4. Are there other agencies working on this role? A lot of Candidates do not realise that many Recruitment companies work on either an exclusive or non-exclusive basis. When a company works on an exclusive basis, they are the only company contracted to fill the role(s) and their clients only consider Candidates who come through them. When they don’t, their clients consider Candidates from other Recruitment companies as well. Naturally, the probability of a person getting a role decreases, the higher the number of companies and Recruiters working on it. While this shouldn’t discourage you, especially if you have a good profile for the role, it is important you know, so you can manage your expectations. Where possible, it is almost always better to work with Recruiters who have exclusive employer-mandates.
5. Who is the hiring manager? What is the reporting structure? What is his/her management style? What is the company culture? Understanding the environment you will potentially work in and the dynamics of the relationships you will have, is a part of the recruitment puzzle that should not be ignored. Who you report to, who reports to you and how their work will affect your ability to perform your responsibilities are important information to know.
Each company is different, some are more relaxed and have technologically savvy employees, others promote flexible location policies, encourage a bureaucratic reporting or have a “one man” decision making structure. Understanding your potential employer’s culture will help you determine if the company is right for you and vice versa.
6. What is the interview process and hiring timeline? Knowing who you are interviewing with and the type of interviews you will have, will give you a platform to prepare adequately. If a presentation is part of the interview process, you may wish to research your interviewer or brush up on your presentation skills. There is a big difference between a company looking to recruit a Finance Director to replace an employee retiring in a month and a company looking to recruit an Engineering Manager for its operation starting in a year. While both roles are important, the recruitment speed will be different. Knowing the timeline will help you figure out if the opportunity fits your current and future plans.

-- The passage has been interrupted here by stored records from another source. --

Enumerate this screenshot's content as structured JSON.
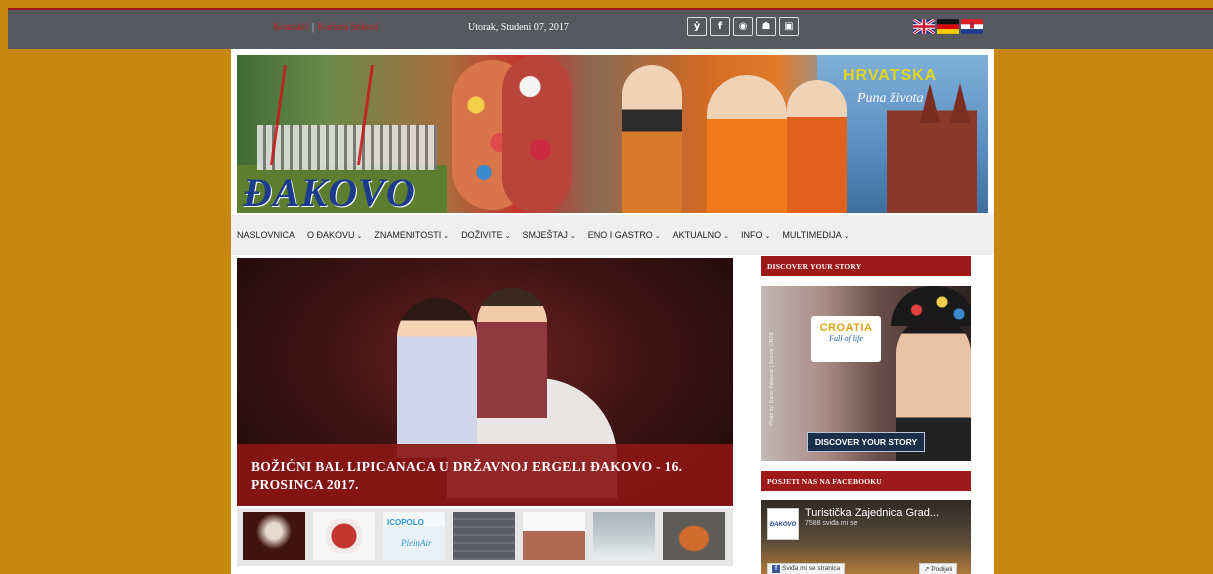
{
  "topbar": {
    "link_contact": "Kontakti",
    "separator": "|",
    "link_useful": "Korisni linkovi",
    "date": "Utorak, Studeni 07, 2017",
    "social_icons": [
      "twitter-icon",
      "facebook-icon",
      "pinterest-icon",
      "youtube-icon",
      "instagram-icon"
    ],
    "social_glyphs": [
      "ẏ",
      "f",
      "◉",
      "☗",
      "▣"
    ],
    "flags": [
      "uk-flag",
      "de-flag",
      "hr-flag"
    ]
  },
  "banner": {
    "logo_text": "ĐAKOVO",
    "tourism_text": "HRVATSKA",
    "tourism_slogan": "Puna života"
  },
  "nav": {
    "items": [
      {
        "label": "NASLOVNICA",
        "dropdown": false
      },
      {
        "label": "O ĐAKOVU",
        "dropdown": true
      },
      {
        "label": "ZNAMENITOSTI",
        "dropdown": true
      },
      {
        "label": "DOŽIVITE",
        "dropdown": true
      },
      {
        "label": "SMJEŠTAJ",
        "dropdown": true
      },
      {
        "label": "ENO I GASTRO",
        "dropdown": true
      },
      {
        "label": "AKTUALNO",
        "dropdown": true
      },
      {
        "label": "INFO",
        "dropdown": true
      },
      {
        "label": "MULTIMEDIJA",
        "dropdown": true
      }
    ],
    "chevron": "⌄"
  },
  "hero": {
    "caption": "BOŽIĆNI BAL LIPICANACA U DRŽAVNOJ ERGELI ĐAKOVO - 16. PROSINCA 2017."
  },
  "thumbs": {
    "t3_title": "ICOPOLO",
    "t3_sub": "PleinAir"
  },
  "sidebar": {
    "discover_heading": "DISCOVER YOUR STORY",
    "ad_brand": "CROATIA",
    "ad_slogan": "Full of life",
    "ad_photo_credit": "Photo by: Damir Fabijanić | Source: CNTB",
    "ad_button": "DISCOVER YOUR STORY",
    "facebook_heading": "POSJETI NAS NA FACEBOOKU",
    "fb_page_name": "Turistička Zajednica Grad...",
    "fb_likes": "7588 sviđa mi se",
    "fb_logo": "ĐAKOVO",
    "fb_like_button": "Sviđa mi se stranica",
    "fb_share_button": "Podijeli"
  },
  "colors": {
    "background": "#c8870f",
    "topbar": "#55595e",
    "accent_red": "#9e1919",
    "nav_bg": "#efefef"
  }
}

7. What is the next step and how will you keep me informed? Do not end a call or meeting with a Recruiter without clarifying what the next steps are, how they intend to update you and when you should expect it. Keep in mind that feedback differs from company to company and role to role. In many cases, a Recruiter will have little or no control over when they receive feedback. Never assume that they are not following up with their clients, as it is in their interest to, but true professionals update their Candidates regularly, even when they do not have feedback.

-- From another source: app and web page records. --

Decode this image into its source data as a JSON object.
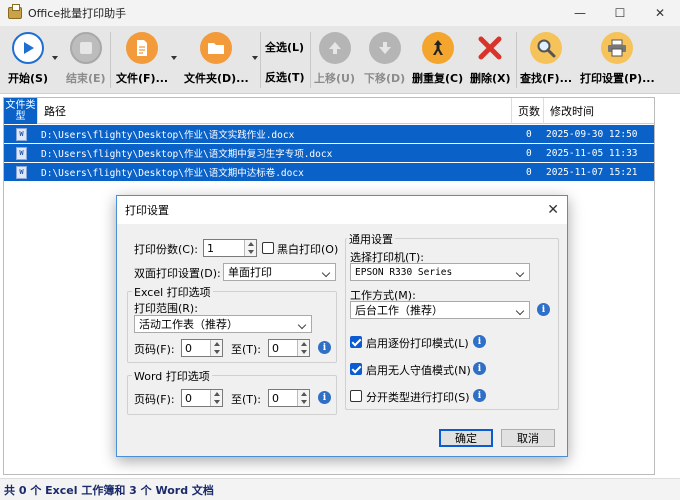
{
  "window": {
    "title": "Office批量打印助手",
    "minimize": "—",
    "maximize": "☐",
    "close": "✕"
  },
  "toolbar": {
    "start": "开始(S)",
    "stop": "结束(E)",
    "file": "文件(F)...",
    "folder": "文件夹(D)...",
    "select_all": "全选(L)",
    "invert": "反选(T)",
    "move_up": "上移(U)",
    "move_down": "下移(D)",
    "remove_dup": "删重复(C)",
    "delete": "删除(X)",
    "find": "查找(F)...",
    "print_settings": "打印设置(P)..."
  },
  "table": {
    "headers": {
      "type": "文件类型",
      "path": "路径",
      "pages": "页数",
      "modified": "修改时间"
    },
    "rows": [
      {
        "icon": "W",
        "path": "D:\\Users\\flighty\\Desktop\\作业\\语文实践作业.docx",
        "pages": "0",
        "modified": "2025-09-30 12:50"
      },
      {
        "icon": "W",
        "path": "D:\\Users\\flighty\\Desktop\\作业\\语文期中复习生字专项.docx",
        "pages": "0",
        "modified": "2025-11-05 11:33"
      },
      {
        "icon": "W",
        "path": "D:\\Users\\flighty\\Desktop\\作业\\语文期中达标卷.docx",
        "pages": "0",
        "modified": "2025-11-07 15:21"
      }
    ]
  },
  "status": "共 0 个 Excel 工作簿和 3 个 Word 文档",
  "dialog": {
    "title": "打印设置",
    "close": "✕",
    "copies_label": "打印份数(C):",
    "copies_value": "1",
    "bw_label": "黑白打印(O)",
    "duplex_label": "双面打印设置(D):",
    "duplex_value": "单面打印",
    "excel_group": "Excel 打印选项",
    "range_label": "打印范围(R):",
    "range_value": "活动工作表（推荐）",
    "page_from_label": "页码(F):",
    "page_from_value": "0",
    "page_to_label": "至(T):",
    "page_to_value": "0",
    "word_group": "Word 打印选项",
    "word_from_label": "页码(F):",
    "word_from_value": "0",
    "word_to_label": "至(T):",
    "word_to_value": "0",
    "general_group": "通用设置",
    "printer_label": "选择打印机(T):",
    "printer_value": "EPSON R330 Series",
    "mode_label": "工作方式(M):",
    "mode_value": "后台工作（推荐）",
    "collate_label": "启用逐份打印模式(L)",
    "unattended_label": "启用无人守值模式(N)",
    "separate_label": "分开类型进行打印(S)",
    "ok": "确定",
    "cancel": "取消",
    "info": "i"
  },
  "colors": {
    "selection": "#0a62c9",
    "start_icon": "#1f6fd1",
    "delete_icon": "#d9342b",
    "brand_blue": "#0b5bd3"
  }
}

The decision to pursue an opportunity a Recruiter proposes is entirely up to you, but it is important you are sure of the opportunity before committing to the process. Not having all the information you need to make an informed decision could be costly – in terms of time, effort and sometimes finance. It could also cost you a career move that you may regret for a very time…